### Data provided
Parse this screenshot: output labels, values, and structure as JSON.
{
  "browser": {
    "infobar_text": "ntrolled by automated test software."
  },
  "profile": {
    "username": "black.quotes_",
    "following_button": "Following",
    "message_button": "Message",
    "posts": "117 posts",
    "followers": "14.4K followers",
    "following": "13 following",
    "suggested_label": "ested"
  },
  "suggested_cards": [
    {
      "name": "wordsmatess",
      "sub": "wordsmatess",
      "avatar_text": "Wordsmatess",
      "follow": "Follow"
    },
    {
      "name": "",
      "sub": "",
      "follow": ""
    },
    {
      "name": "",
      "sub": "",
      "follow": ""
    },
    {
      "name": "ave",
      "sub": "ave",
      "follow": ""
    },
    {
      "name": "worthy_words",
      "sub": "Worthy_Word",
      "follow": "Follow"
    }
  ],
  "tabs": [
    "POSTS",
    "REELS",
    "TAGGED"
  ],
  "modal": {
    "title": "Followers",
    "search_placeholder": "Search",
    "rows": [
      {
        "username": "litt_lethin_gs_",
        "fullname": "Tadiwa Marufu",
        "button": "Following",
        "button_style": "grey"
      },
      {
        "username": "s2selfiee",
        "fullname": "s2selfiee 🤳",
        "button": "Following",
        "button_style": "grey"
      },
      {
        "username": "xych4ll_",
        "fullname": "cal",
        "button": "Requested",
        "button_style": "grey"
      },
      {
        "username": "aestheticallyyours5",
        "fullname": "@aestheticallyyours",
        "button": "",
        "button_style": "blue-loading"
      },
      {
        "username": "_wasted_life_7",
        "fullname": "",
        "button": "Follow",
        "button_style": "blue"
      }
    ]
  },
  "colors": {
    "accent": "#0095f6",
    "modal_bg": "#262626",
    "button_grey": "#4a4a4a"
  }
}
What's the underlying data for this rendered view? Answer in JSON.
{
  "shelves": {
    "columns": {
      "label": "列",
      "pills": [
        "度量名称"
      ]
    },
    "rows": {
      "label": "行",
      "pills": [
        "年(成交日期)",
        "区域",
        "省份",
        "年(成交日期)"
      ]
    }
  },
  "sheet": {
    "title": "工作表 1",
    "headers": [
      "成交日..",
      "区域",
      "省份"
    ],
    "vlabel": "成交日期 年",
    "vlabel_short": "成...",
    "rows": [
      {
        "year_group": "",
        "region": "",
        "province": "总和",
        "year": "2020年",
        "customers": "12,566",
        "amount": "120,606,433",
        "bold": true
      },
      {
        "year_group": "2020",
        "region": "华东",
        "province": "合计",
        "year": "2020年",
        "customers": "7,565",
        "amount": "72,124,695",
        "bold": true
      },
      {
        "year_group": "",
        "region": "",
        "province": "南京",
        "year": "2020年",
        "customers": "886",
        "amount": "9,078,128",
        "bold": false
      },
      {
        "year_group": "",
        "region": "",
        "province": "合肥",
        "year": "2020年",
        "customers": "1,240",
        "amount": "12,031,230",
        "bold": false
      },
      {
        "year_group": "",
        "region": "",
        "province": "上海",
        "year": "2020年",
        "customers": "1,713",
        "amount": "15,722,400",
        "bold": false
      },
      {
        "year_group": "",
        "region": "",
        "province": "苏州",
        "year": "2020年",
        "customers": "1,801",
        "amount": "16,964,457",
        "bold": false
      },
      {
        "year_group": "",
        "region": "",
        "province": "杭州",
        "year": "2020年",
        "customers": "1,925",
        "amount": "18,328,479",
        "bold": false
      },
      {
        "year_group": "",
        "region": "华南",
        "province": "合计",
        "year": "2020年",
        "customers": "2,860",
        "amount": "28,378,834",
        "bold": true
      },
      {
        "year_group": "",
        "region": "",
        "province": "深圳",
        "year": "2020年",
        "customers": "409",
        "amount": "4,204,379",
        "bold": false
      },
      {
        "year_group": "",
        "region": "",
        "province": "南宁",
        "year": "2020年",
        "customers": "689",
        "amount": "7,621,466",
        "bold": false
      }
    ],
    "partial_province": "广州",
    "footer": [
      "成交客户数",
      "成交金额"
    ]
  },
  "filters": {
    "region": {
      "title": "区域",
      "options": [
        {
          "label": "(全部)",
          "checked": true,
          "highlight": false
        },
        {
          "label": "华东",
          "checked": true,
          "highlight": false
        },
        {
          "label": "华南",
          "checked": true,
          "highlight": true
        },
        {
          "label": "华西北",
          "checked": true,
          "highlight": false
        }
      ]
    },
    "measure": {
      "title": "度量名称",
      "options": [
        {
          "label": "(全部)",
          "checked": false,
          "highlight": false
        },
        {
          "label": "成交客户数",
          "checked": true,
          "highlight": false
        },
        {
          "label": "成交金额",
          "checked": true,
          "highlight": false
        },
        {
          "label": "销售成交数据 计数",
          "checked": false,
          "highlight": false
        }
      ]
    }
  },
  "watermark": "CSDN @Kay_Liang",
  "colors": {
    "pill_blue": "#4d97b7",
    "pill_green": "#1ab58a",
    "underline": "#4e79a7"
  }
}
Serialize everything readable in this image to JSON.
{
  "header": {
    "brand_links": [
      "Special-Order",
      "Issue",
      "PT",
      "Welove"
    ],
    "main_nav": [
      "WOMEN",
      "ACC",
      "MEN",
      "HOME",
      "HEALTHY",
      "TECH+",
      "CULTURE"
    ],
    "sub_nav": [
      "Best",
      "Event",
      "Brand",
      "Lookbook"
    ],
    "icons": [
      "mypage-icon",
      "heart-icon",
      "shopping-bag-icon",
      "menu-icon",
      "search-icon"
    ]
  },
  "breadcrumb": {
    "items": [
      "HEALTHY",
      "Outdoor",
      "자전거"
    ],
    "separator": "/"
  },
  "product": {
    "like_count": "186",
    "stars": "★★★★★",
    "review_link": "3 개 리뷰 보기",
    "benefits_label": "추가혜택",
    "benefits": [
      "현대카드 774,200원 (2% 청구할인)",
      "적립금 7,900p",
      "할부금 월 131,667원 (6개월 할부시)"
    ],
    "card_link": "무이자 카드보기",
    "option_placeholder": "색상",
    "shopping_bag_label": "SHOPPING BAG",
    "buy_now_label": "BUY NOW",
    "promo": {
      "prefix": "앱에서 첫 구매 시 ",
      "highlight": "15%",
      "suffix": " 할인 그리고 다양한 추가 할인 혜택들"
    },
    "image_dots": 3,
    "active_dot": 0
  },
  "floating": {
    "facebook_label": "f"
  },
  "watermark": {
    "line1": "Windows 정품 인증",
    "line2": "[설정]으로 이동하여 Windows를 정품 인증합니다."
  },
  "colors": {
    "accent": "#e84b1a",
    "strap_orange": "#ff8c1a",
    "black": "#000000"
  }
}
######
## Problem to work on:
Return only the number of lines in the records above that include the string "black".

## The completed task:
2